Extracted data entries:
^^^^^^^^^^^^^^^^

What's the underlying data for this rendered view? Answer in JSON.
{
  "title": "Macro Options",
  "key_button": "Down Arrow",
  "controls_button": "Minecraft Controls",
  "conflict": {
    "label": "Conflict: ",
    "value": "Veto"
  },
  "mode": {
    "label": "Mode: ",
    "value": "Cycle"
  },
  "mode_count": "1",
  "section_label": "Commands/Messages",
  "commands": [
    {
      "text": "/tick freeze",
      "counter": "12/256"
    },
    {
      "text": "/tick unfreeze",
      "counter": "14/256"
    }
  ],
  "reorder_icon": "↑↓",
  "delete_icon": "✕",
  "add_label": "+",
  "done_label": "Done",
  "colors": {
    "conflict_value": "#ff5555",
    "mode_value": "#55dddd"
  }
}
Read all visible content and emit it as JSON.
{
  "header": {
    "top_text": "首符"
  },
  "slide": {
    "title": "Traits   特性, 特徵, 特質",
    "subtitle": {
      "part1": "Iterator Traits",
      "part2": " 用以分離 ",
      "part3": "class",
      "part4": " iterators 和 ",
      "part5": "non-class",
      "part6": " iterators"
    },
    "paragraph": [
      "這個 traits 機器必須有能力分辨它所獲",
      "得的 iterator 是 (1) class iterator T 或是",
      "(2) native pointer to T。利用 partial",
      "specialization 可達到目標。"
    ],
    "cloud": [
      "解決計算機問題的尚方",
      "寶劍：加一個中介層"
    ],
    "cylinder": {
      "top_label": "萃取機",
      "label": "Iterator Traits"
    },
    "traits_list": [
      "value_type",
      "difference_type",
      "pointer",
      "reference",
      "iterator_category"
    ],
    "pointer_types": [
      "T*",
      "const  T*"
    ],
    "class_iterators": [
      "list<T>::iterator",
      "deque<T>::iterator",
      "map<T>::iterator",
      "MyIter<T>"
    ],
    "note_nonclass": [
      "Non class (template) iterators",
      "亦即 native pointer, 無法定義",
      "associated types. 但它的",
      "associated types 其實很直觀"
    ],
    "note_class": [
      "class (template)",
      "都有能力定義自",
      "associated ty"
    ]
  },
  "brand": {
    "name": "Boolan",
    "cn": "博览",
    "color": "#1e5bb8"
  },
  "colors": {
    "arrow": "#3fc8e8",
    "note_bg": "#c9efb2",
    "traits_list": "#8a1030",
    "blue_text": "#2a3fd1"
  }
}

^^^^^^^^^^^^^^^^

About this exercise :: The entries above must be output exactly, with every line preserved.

Solution below ::
What's the underlying data for this rendered view? Answer in JSON.
{
  "title": "Macro Options",
  "key_button": "Down Arrow",
  "controls_button": "Minecraft Controls",
  "conflict": {
    "label": "Conflict: ",
    "value": "Veto"
  },
  "mode": {
    "label": "Mode: ",
    "value": "Cycle"
  },
  "mode_count": "1",
  "section_label": "Commands/Messages",
  "commands": [
    {
      "text": "/tick freeze",
      "counter": "12/256"
    },
    {
      "text": "/tick unfreeze",
      "counter": "14/256"
    }
  ],
  "reorder_icon": "↑↓",
  "delete_icon": "✕",
  "add_label": "+",
  "done_label": "Done",
  "colors": {
    "conflict_value": "#ff5555",
    "mode_value": "#55dddd"
  }
}
Read all visible content and emit it as JSON.
{
  "header": {
    "top_text": "首符"
  },
  "slide": {
    "title": "Traits   特性, 特徵, 特質",
    "subtitle": {
      "part1": "Iterator Traits",
      "part2": " 用以分離 ",
      "part3": "class",
      "part4": " iterators 和 ",
      "part5": "non-class",
      "part6": " iterators"
    },
    "paragraph": [
      "這個 traits 機器必須有能力分辨它所獲",
      "得的 iterator 是 (1) class iterator T 或是",
      "(2) native pointer to T。利用 partial",
      "specialization 可達到目標。"
    ],
    "cloud": [
      "解決計算機問題的尚方",
      "寶劍：加一個中介層"
    ],
    "cylinder": {
      "top_label": "萃取機",
      "label": "Iterator Traits"
    },
    "traits_list": [
      "value_type",
      "difference_type",
      "pointer",
      "reference",
      "iterator_category"
    ],
    "pointer_types": [
      "T*",
      "const  T*"
    ],
    "class_iterators": [
      "list<T>::iterator",
      "deque<T>::iterator",
      "map<T>::iterator",
      "MyIter<T>"
    ],
    "note_nonclass": [
      "Non class (template) iterators",
      "亦即 native pointer, 無法定義",
      "associated types. 但它的",
      "associated types 其實很直觀"
    ],
    "note_class": [
      "class (template)",
      "都有能力定義自",
      "associated ty"
    ]
  },
  "brand": {
    "name": "Boolan",
    "cn": "博览",
    "color": "#1e5bb8"
  },
  "colors": {
    "arrow": "#3fc8e8",
    "note_bg": "#c9efb2",
    "traits_list": "#8a1030",
    "blue_text": "#2a3fd1"
  }
}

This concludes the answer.